My eye gave out on me again last week. I had a second emergency eye surgery on Friday last, to repair the retina in my right eye. According to the surgeon, the procedure went well. Now we wait… I’m not good at waiting! I was at the 10-week place of a 12 week healing when the new tear happened.
So… for the next 2 months, I’ll have severely limited vision in my right eye… and very poor depth perception ~ making driving a real challenge. Kindly offer a prayer for me. St. Clare of Assisi, send your healing power upon me!
St Ignatius Loyola says that pride, riches and power are the three most seductive and destructive temptations in the world. So many conflicts can be traced to the interplay of this unholy trinity. The so-called reality TV shows demonstrate just how far some of our compatriots will go to be famous, to be wealthy, or to have a certain clout in the popular imagination. We should never be surprised when our media culture reflects this back to us, because by watching the programs, reading the papers and the magazines, listening to the shock-jocks and buying the merchandise, we are part of the problem, not the solution.
In the Gospel Jesus tells us just how deadly riches and greed can be. Our own experience tells how right He is: think of how many children fight in the playground because everything they see "is mine"; the families who have fought over an estate; the number of friends who have fallen out over even small amounts of money; colleagues who no longer speak to each other because of a failed investment; and nations who have gone to war to get what their neighbors have.

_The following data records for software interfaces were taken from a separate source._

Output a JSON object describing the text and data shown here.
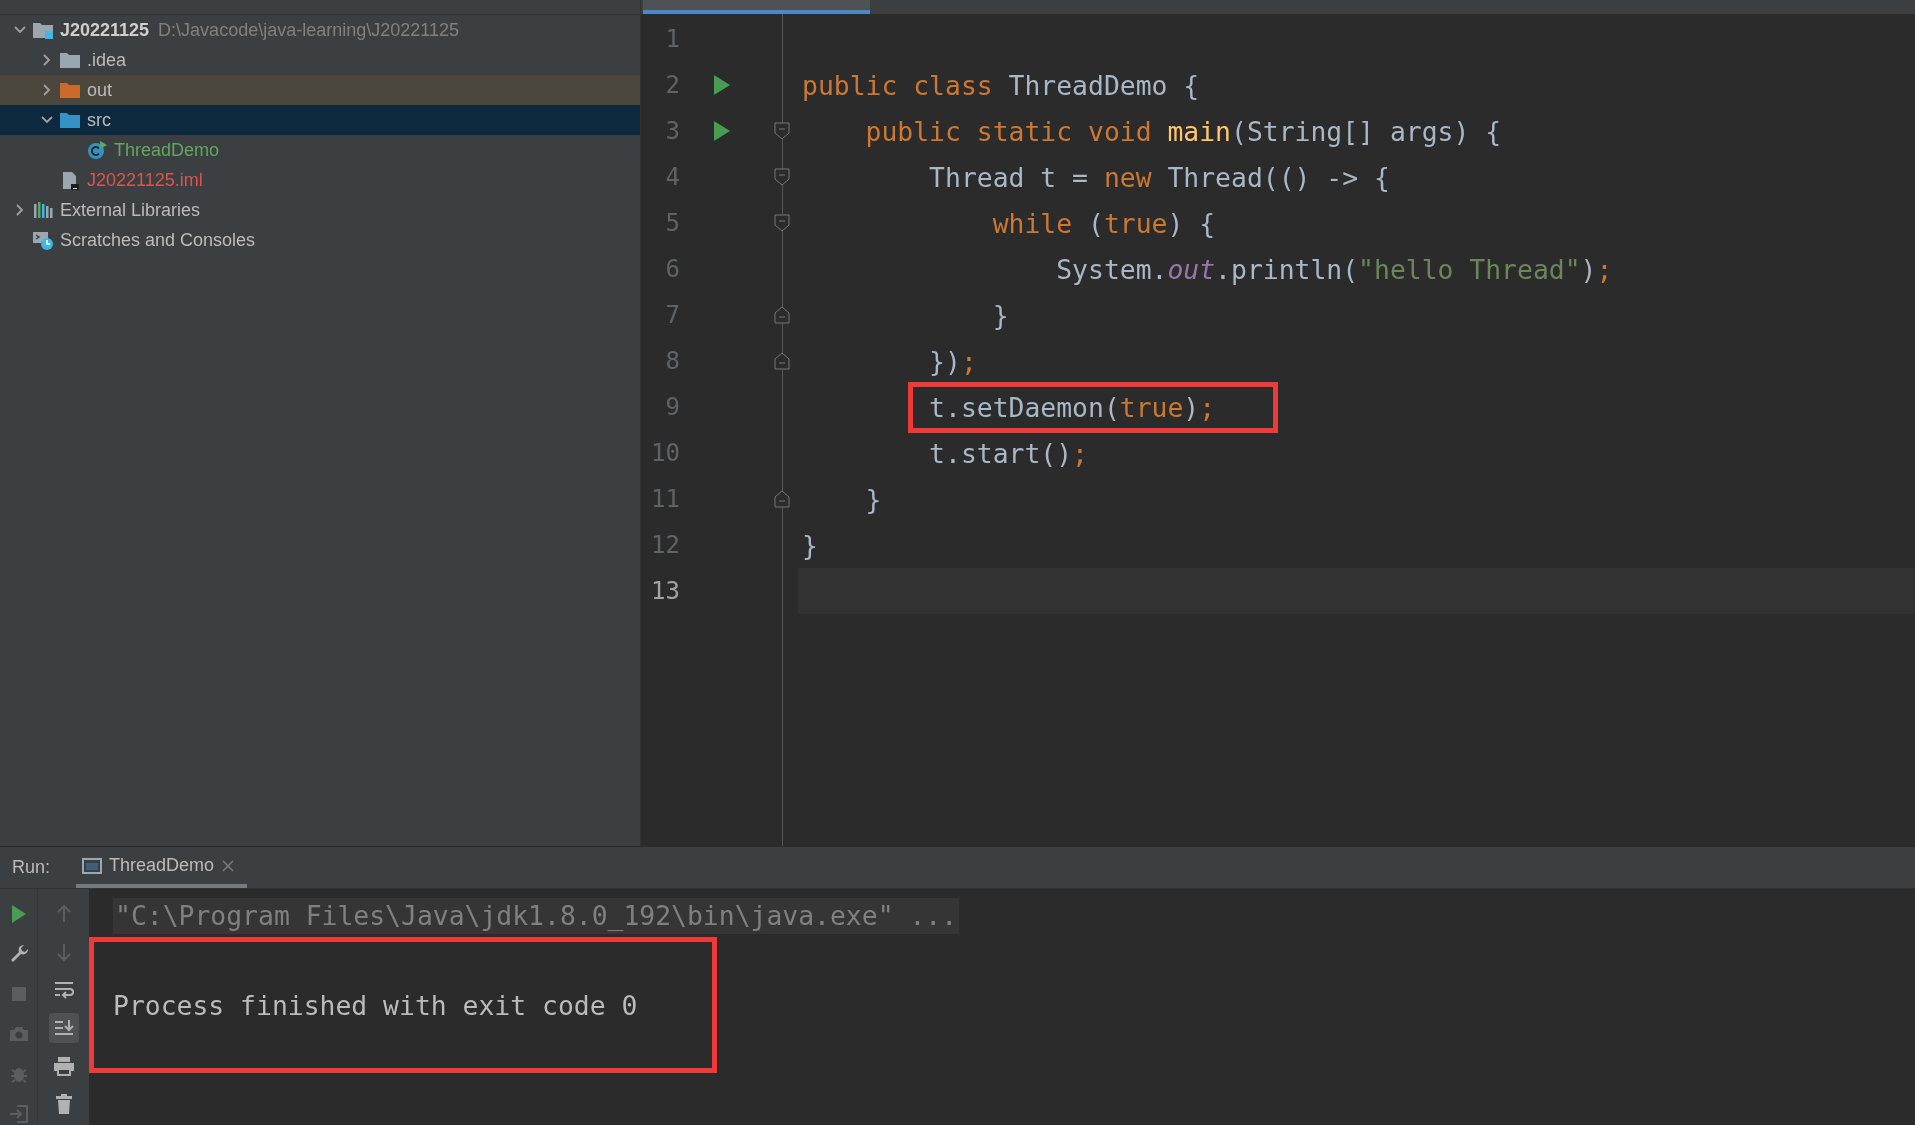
{
  "project_tree": [
    {
      "label": "J20221125",
      "path": "D:\\Javacode\\java-learning\\J20221125",
      "kind": "module",
      "expanded": true,
      "selected": false,
      "highlighted": false,
      "children": [
        {
          "label": ".idea",
          "kind": "folder",
          "expanded": false,
          "selected": false,
          "highlighted": false
        },
        {
          "label": "out",
          "kind": "excluded_folder",
          "expanded": false,
          "selected": false,
          "highlighted": true
        },
        {
          "label": "src",
          "kind": "source_folder",
          "expanded": true,
          "selected": true,
          "highlighted": false,
          "children": [
            {
              "label": "ThreadDemo",
              "kind": "class",
              "color": "#62a85c",
              "selected": false,
              "highlighted": false
            }
          ]
        },
        {
          "label": "J20221125.iml",
          "kind": "file",
          "color": "#d9554d",
          "selected": false,
          "highlighted": false
        }
      ]
    },
    {
      "label": "External Libraries",
      "kind": "libraries",
      "expanded": false,
      "selected": false,
      "highlighted": false
    },
    {
      "label": "Scratches and Consoles",
      "kind": "scratches",
      "selected": false,
      "highlighted": false
    }
  ],
  "editor": {
    "lines": [
      {
        "number": "1",
        "current": false,
        "run_marker": false
      },
      {
        "number": "2",
        "current": false,
        "run_marker": true,
        "tokens": [
          {
            "kind": "keyword",
            "text": "public class "
          },
          {
            "kind": "plain",
            "text": "ThreadDemo {"
          }
        ]
      },
      {
        "number": "3",
        "current": false,
        "run_marker": true,
        "fold_start": true,
        "tokens": [
          {
            "kind": "keyword",
            "text": "    public static void "
          },
          {
            "kind": "method",
            "text": "main"
          },
          {
            "kind": "plain",
            "text": "(String[] args) {"
          }
        ]
      },
      {
        "number": "4",
        "current": false,
        "run_marker": false,
        "fold_start": true,
        "tokens": [
          {
            "kind": "plain",
            "text": "        Thread t = "
          },
          {
            "kind": "keyword",
            "text": "new"
          },
          {
            "kind": "plain",
            "text": " Thread(() -> {"
          }
        ]
      },
      {
        "number": "5",
        "current": false,
        "run_marker": false,
        "fold_start": true,
        "tokens": [
          {
            "kind": "keyword",
            "text": "            while"
          },
          {
            "kind": "plain",
            "text": " ("
          },
          {
            "kind": "keyword",
            "text": "true"
          },
          {
            "kind": "plain",
            "text": ") {"
          }
        ]
      },
      {
        "number": "6",
        "current": false,
        "run_marker": false,
        "tokens": [
          {
            "kind": "plain",
            "text": "                System."
          },
          {
            "kind": "field",
            "text": "out"
          },
          {
            "kind": "plain",
            "text": ".println("
          },
          {
            "kind": "string",
            "text": "\"hello Thread\""
          },
          {
            "kind": "plain",
            "text": ")"
          },
          {
            "kind": "keyword",
            "text": ";"
          }
        ]
      },
      {
        "number": "7",
        "current": false,
        "run_marker": false,
        "fold_end": true,
        "tokens": [
          {
            "kind": "plain",
            "text": "            }"
          }
        ]
      },
      {
        "number": "8",
        "current": false,
        "run_marker": false,
        "fold_end": true,
        "tokens": [
          {
            "kind": "plain",
            "text": "        })"
          },
          {
            "kind": "keyword",
            "text": ";"
          }
        ]
      },
      {
        "number": "9",
        "current": false,
        "run_marker": false,
        "tokens": [
          {
            "kind": "plain",
            "text": "        t.setDaemon(",
            "boxed": true
          },
          {
            "kind": "keyword",
            "text": "true",
            "boxed": true
          },
          {
            "kind": "plain",
            "text": ")",
            "boxed": true
          },
          {
            "kind": "keyword",
            "text": ";",
            "boxed": true
          }
        ]
      },
      {
        "number": "10",
        "current": false,
        "run_marker": false,
        "tokens": [
          {
            "kind": "plain",
            "text": "        t.start()"
          },
          {
            "kind": "keyword",
            "text": ";"
          }
        ]
      },
      {
        "number": "11",
        "current": false,
        "run_marker": false,
        "fold_end": true,
        "tokens": [
          {
            "kind": "plain",
            "text": "    }"
          }
        ]
      },
      {
        "number": "12",
        "current": false,
        "run_marker": false,
        "tokens": [
          {
            "kind": "plain",
            "text": "}"
          }
        ]
      },
      {
        "number": "13",
        "current": true,
        "run_marker": false
      }
    ]
  },
  "run_panel": {
    "label": "Run:",
    "tabs": [
      {
        "label": "ThreadDemo",
        "selected": true
      }
    ],
    "toolbar": [
      [
        {
          "kind": "run",
          "disabled": false
        },
        {
          "kind": "wrench",
          "disabled": false
        },
        {
          "kind": "stop",
          "disabled": true
        },
        {
          "kind": "camera",
          "disabled": true
        },
        {
          "kind": "bug",
          "disabled": true
        },
        {
          "kind": "exit",
          "disabled": true
        }
      ],
      [
        {
          "kind": "up",
          "disabled": true,
          "on": false
        },
        {
          "kind": "down",
          "disabled": true,
          "on": false
        },
        {
          "kind": "wrap",
          "disabled": false,
          "on": false
        },
        {
          "kind": "scroll_end",
          "disabled": false,
          "on": true
        },
        {
          "kind": "print",
          "disabled": false,
          "on": false
        },
        {
          "kind": "trash",
          "disabled": false,
          "on": false
        }
      ]
    ],
    "console": [
      {
        "kind": "command",
        "text": "\"C:\\Program Files\\Java\\jdk1.8.0_192\\bin\\java.exe\" ...",
        "boxed": false
      },
      {
        "kind": "output",
        "text": "Process finished with exit code 0",
        "boxed": true
      }
    ]
  }
}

The issue with money isn’t having it, because money, and the health, education and welfare that flow from it, are good things, whereas poverty is an evil that God wants wiped off the face of the earth. The problem is what we do with money and what it does to us. Some Christians think that just because they are financially comfortable from legitimate earnings, they don’t have to take any responsibility for the world's poor who are often stereotyped as being lazy, war-mongering and irreligious. These images may justify not sharing more of the excess we have, but it doesn’t remove the moral obligation Jesus demands of us.
Of the world's 6 billion people, 1.2 billion of them live on one dollar or less, a day. On average 26,000 children will die today of starvation. We should try telling them they're lazy, war-mongering and irreligious! In an attempt to get rich quickly or to stay rich, most western countries gamble away 10 to 15 times more money than they give to third world development ~ money that might see markets and wages that are just, and so provide an incentive for work, curtail or prevent some wars and help develop democracy.

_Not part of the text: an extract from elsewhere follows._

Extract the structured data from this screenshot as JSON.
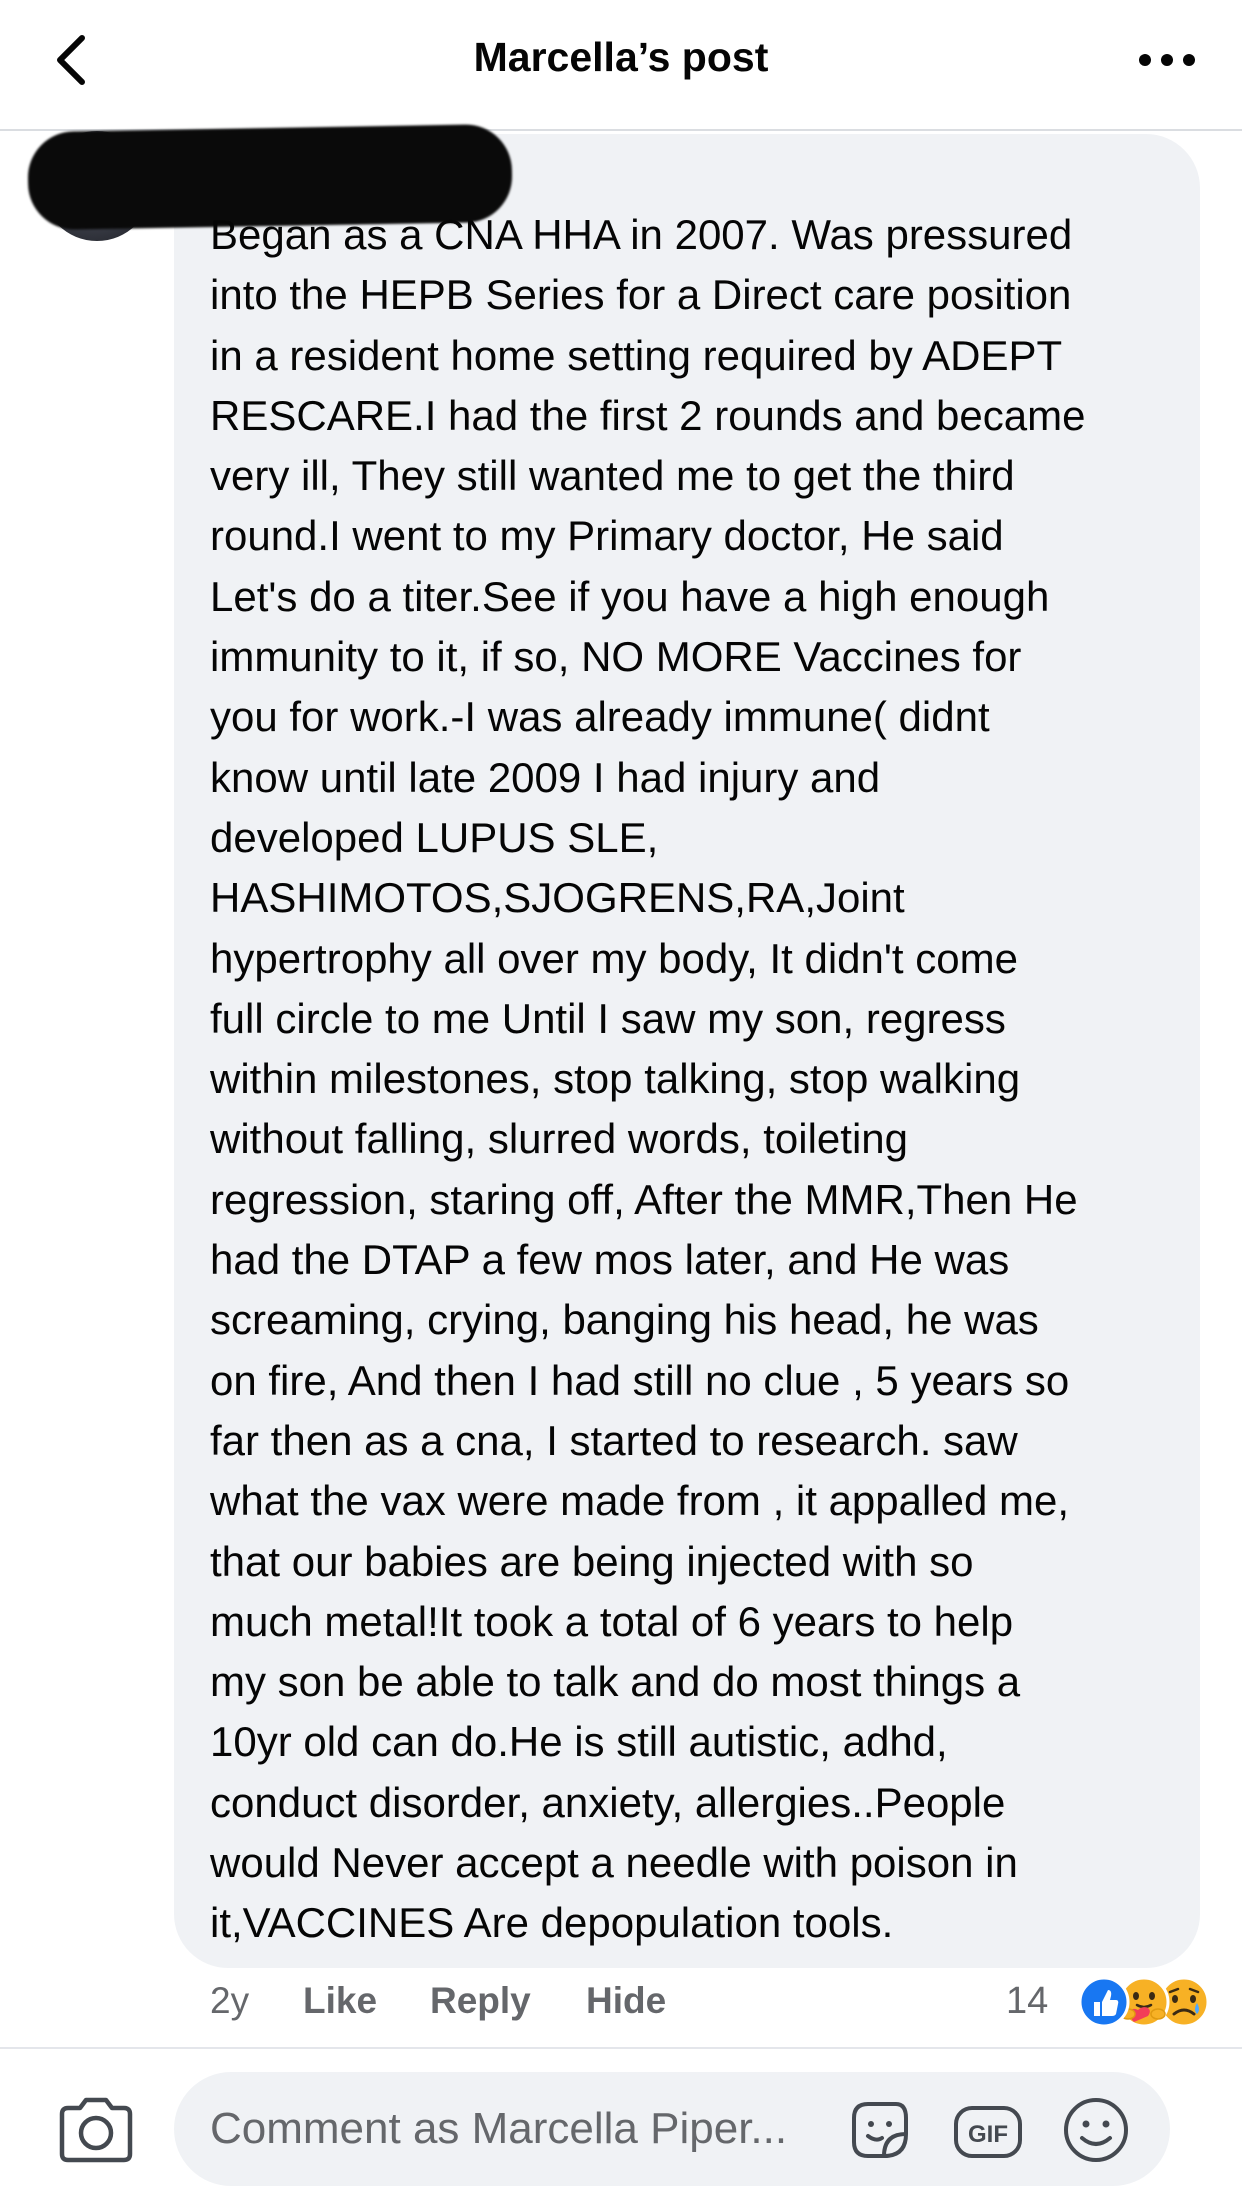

When faced with the enormity of the world's poverty, the bad spirit can convince us that it’s so large there is nothing that we can do about it. This just isn't true. Every moment of consciousness and each act of goodness toward anyone anywhere is a victory for God's kingdom and will to be done “here on earth as it is in heaven.”
No one can pretend, though, that sharing is always easy or that throwing money around will solve the world's problems. Everyone who works in the front-line says that the biggest obstacle in the war on poverty is dignity. Dignity, as Jesus reminds us, has very little to do with money or possessions. Each time we make a claim for our own dignity and we give dignity to people who don’t even claim it for themselves, we contribute to the generous and just world Jesus wants. Sometimes that can be as easy as turning the channel on the radio or the TV.

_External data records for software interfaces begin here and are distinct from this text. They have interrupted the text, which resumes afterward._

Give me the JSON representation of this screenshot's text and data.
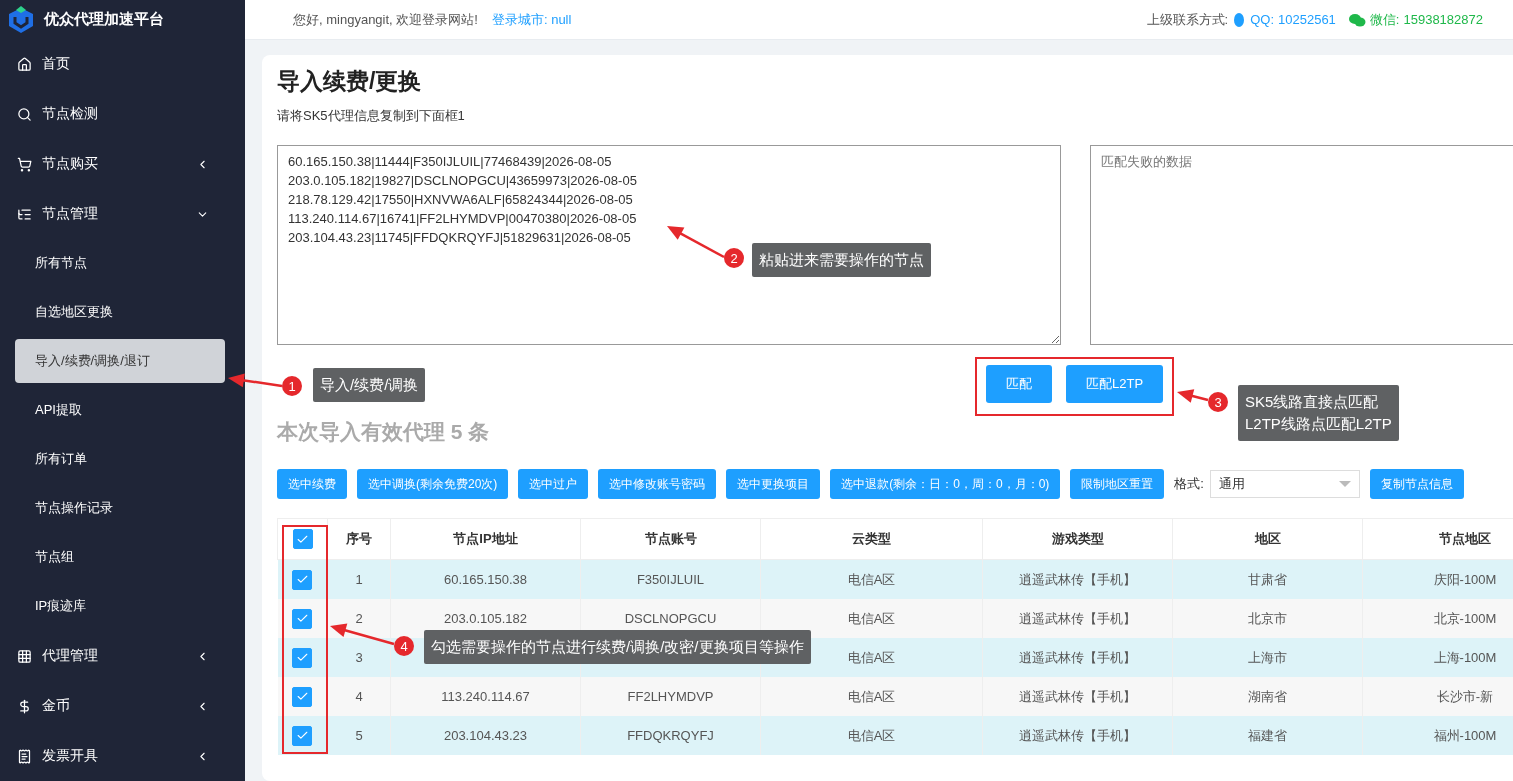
{
  "brand": {
    "name": "优众代理加速平台"
  },
  "header": {
    "greeting": "您好, mingyangit, 欢迎登录网站!",
    "city_link": "登录城市: null",
    "contact_label": "上级联系方式:",
    "qq_label": "QQ:",
    "qq_value": "10252561",
    "wechat_label": "微信:",
    "wechat_value": "15938182872"
  },
  "sidebar": {
    "items": [
      {
        "label": "首页"
      },
      {
        "label": "节点检测"
      },
      {
        "label": "节点购买",
        "expanded": false
      },
      {
        "label": "节点管理",
        "expanded": true,
        "children": [
          {
            "label": "所有节点",
            "selected": false
          },
          {
            "label": "自选地区更换",
            "selected": false
          },
          {
            "label": "导入/续费/调换/退订",
            "selected": true
          },
          {
            "label": "API提取",
            "selected": false
          },
          {
            "label": "所有订单",
            "selected": false
          },
          {
            "label": "节点操作记录",
            "selected": false
          },
          {
            "label": "节点组",
            "selected": false
          },
          {
            "label": "IP痕迹库",
            "selected": false
          }
        ]
      },
      {
        "label": "代理管理",
        "expanded": false
      },
      {
        "label": "金币",
        "expanded": false
      },
      {
        "label": "发票开具",
        "expanded": false
      }
    ]
  },
  "card": {
    "title": "导入续费/更换",
    "instruction": "请将SK5代理信息复制到下面框1",
    "input_box": {
      "value": "60.165.150.38|11444|F350IJLUIL|77468439|2026-08-05\n203.0.105.182|19827|DSCLNOPGCU|43659973|2026-08-05\n218.78.129.42|17550|HXNVWA6ALF|65824344|2026-08-05\n113.240.114.67|16741|FF2LHYMDVP|00470380|2026-08-05\n203.104.43.23|11745|FFDQKRQYFJ|51829631|2026-08-05"
    },
    "failed_box": {
      "placeholder": "匹配失败的数据"
    },
    "match_buttons": [
      "匹配",
      "匹配L2TP"
    ],
    "count_text": "本次导入有效代理 **5** 条",
    "action_buttons": [
      "选中续费",
      "选中调换(剩余免费20次)",
      "选中过户",
      "选中修改账号密码",
      "选中更换项目",
      "选中退款(剩余：日：0，周：0，月：0)",
      "限制地区重置"
    ],
    "format_label": "格式:",
    "format_select": {
      "value": "通用"
    },
    "copy_button": "复制节点信息",
    "table": {
      "header_checked": true,
      "columns": [
        "序号",
        "节点IP地址",
        "节点账号",
        "云类型",
        "游戏类型",
        "地区",
        "节点地区"
      ],
      "rows": [
        {
          "checked": true,
          "cells": [
            "1",
            "60.165.150.38",
            "F350IJLUIL",
            "电信A区",
            "逍遥武林传【手机】",
            "甘肃省",
            "庆阳-100M"
          ]
        },
        {
          "checked": true,
          "cells": [
            "2",
            "203.0.105.182",
            "DSCLNOPGCU",
            "电信A区",
            "逍遥武林传【手机】",
            "北京市",
            "北京-100M"
          ]
        },
        {
          "checked": true,
          "cells": [
            "3",
            null,
            null,
            "电信A区",
            "逍遥武林传【手机】",
            "上海市",
            "上海-100M"
          ]
        },
        {
          "checked": true,
          "cells": [
            "4",
            "113.240.114.67",
            "FF2LHYMDVP",
            "电信A区",
            "逍遥武林传【手机】",
            "湖南省",
            "长沙市-新"
          ]
        },
        {
          "checked": true,
          "cells": [
            "5",
            "203.104.43.23",
            "FFDQKRQYFJ",
            "电信A区",
            "逍遥武林传【手机】",
            "福建省",
            "福州-100M"
          ]
        }
      ]
    }
  },
  "annotations": [
    {
      "number": "1",
      "text": "导入/续费/调换"
    },
    {
      "number": "2",
      "text": "粘贴进来需要操作的节点"
    },
    {
      "number": "3",
      "text": "SK5线路直接点匹配\nL2TP线路点匹配L2TP"
    },
    {
      "number": "4",
      "text": "勾选需要操作的节点进行续费/调换/改密/更换项目等操作"
    }
  ]
}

Some time ago, Fr. Pedro Arrupe inherited the office of leading the Jesuits four centuries after St Ignatius Loyola died. He once said that, "the celebration of the Eucharist is always incomplete while there is hunger in the world."
Let's pray this weekend that we don’t change the hard challenges of the Gospel. Let’s accept its power to convert our hearts and minds that we might meet its challenges in regard to bringing dignity and sharing our possessions with those who have a just claim on them.
Every year at this time, I’m asked to confirm parishioner status for families who choose Catholic schools for their children ~ in order for them to get a discounted tuition rate.
Different pastors have different criteria to confirm this status. Mine is simple… help me to know who you are; come to Mass, and give financial support the parish regularly.
Some schools ask me to sign a statement that affirms this family is active, participating, and financially supporting the parish. That translates to: is the family known to me as pastor? Are they involved in parish life? Do they make regular contributions?
Three simple questions; giving one complicated answer. The only way to answer truthfully is to look at the family’s life at the parish. Do we know them to be involved in parish life? Do we have a record of regular financial contributions? If the answer is “no,” how can I truthfully sign my name? If I indeed don’t know the family, and we have no knowledge that they are contributing to support us, should I sign? Wouldn’t that be lying?
The only way around it is to be know by me or the parish staff, and be regular with your financial contributions…. We do keep records to help with your own tax preparation, as contributions to the parish are tax deductable according to the law, but tuition expenses are not.
Ever think of a January cruise in the Caribbean? Join Fr. Dennis departing Phoenix in January, 2017 ~ that’s coming up fast ~ for a 7-day cruise on Norwegian Cruise Lines. Plan ahead. This trip has space available at a low price, but once the departure date gets closer, the price will change… Pick up information in the parish office. See Fr. Dennis for more information.